(Component data from apps and pages)
──────
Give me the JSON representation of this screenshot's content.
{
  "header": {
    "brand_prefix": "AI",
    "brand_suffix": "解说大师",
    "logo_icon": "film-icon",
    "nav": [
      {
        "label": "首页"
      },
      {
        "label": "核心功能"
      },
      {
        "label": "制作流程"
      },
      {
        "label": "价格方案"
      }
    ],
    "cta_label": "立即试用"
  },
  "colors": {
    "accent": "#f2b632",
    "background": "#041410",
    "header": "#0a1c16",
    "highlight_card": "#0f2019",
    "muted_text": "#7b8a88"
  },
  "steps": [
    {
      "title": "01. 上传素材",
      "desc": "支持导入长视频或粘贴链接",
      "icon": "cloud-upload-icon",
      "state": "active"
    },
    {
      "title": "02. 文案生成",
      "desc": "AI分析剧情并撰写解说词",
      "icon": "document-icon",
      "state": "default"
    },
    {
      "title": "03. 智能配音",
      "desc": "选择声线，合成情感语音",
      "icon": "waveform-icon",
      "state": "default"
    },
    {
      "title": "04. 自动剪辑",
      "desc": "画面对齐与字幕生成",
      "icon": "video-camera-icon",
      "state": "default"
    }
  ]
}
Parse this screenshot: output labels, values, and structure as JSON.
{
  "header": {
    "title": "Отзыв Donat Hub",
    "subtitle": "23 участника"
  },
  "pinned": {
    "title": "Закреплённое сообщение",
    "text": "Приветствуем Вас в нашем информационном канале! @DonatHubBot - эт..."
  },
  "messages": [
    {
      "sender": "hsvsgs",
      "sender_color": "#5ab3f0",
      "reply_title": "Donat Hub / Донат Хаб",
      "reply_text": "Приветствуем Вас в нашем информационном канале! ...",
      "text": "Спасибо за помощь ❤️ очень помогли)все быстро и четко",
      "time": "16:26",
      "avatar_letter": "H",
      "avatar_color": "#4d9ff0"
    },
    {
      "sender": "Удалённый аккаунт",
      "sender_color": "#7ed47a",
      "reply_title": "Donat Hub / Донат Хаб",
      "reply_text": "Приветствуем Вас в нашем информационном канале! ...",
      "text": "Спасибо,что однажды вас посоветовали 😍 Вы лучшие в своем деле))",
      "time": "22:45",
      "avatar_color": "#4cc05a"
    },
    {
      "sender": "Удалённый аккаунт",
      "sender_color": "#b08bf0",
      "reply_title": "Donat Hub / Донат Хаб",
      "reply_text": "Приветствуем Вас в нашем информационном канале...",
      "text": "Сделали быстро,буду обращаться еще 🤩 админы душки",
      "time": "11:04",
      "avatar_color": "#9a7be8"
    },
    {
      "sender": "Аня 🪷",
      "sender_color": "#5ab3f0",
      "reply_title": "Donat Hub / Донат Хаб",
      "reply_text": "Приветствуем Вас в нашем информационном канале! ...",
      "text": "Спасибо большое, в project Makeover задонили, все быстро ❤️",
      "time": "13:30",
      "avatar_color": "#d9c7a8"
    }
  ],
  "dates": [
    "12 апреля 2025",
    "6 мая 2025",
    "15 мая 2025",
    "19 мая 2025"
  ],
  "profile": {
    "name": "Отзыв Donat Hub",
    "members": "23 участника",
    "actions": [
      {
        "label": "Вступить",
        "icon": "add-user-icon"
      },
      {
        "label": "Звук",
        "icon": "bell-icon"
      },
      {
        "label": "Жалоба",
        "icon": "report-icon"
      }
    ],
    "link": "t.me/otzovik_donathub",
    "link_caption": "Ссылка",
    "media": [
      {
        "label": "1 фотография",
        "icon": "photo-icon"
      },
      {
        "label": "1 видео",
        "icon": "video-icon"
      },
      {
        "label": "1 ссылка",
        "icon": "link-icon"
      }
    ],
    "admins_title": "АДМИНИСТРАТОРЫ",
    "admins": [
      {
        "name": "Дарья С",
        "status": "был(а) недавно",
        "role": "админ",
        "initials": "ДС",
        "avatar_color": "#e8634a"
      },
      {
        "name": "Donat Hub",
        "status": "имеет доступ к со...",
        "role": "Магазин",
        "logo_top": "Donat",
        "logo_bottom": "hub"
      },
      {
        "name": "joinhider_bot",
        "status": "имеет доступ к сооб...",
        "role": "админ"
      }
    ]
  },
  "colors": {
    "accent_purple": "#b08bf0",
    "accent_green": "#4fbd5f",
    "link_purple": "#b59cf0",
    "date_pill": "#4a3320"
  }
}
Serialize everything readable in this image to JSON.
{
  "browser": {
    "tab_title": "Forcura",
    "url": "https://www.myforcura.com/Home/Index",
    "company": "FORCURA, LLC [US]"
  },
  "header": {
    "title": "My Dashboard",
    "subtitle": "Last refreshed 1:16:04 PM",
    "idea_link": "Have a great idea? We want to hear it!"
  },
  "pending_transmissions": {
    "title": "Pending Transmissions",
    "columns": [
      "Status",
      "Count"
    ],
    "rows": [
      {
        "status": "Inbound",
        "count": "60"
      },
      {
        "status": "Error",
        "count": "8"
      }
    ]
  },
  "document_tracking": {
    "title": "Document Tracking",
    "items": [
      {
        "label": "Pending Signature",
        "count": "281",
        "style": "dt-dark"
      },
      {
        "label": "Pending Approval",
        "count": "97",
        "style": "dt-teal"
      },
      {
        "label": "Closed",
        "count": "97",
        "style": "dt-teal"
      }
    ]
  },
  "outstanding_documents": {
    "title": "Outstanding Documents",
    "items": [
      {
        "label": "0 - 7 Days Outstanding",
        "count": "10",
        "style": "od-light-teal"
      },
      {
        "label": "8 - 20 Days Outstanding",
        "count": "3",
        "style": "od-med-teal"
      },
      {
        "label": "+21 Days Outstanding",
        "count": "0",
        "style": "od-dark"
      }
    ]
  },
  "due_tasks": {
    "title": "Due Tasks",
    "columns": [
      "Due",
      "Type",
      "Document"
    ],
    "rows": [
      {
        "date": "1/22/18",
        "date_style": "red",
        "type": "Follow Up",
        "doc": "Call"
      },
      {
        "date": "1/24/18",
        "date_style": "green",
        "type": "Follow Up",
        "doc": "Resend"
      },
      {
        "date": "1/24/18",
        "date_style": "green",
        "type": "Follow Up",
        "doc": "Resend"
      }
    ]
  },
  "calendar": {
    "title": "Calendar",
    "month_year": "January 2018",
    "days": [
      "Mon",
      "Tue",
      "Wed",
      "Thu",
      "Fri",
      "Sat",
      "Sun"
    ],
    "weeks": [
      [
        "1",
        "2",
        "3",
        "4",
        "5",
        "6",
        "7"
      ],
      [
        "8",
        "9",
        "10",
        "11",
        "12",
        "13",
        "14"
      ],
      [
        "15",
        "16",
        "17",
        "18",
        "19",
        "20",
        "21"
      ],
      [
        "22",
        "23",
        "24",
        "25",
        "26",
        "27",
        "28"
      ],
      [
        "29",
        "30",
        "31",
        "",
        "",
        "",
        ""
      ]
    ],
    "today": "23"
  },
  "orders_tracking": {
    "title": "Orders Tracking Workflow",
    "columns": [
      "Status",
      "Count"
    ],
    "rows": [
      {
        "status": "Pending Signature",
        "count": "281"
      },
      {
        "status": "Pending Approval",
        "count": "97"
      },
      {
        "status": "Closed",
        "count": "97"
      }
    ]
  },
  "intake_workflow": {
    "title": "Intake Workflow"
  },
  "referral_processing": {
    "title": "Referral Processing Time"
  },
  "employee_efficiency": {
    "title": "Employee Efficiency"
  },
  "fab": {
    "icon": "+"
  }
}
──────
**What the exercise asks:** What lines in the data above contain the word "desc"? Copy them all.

**Task output:**
      "desc": "支持导入长视频或粘贴链接",
      "desc": "AI分析剧情并撰写解说词",
      "desc": "选择声线，合成情感语音",
      "desc": "画面对齐与字幕生成",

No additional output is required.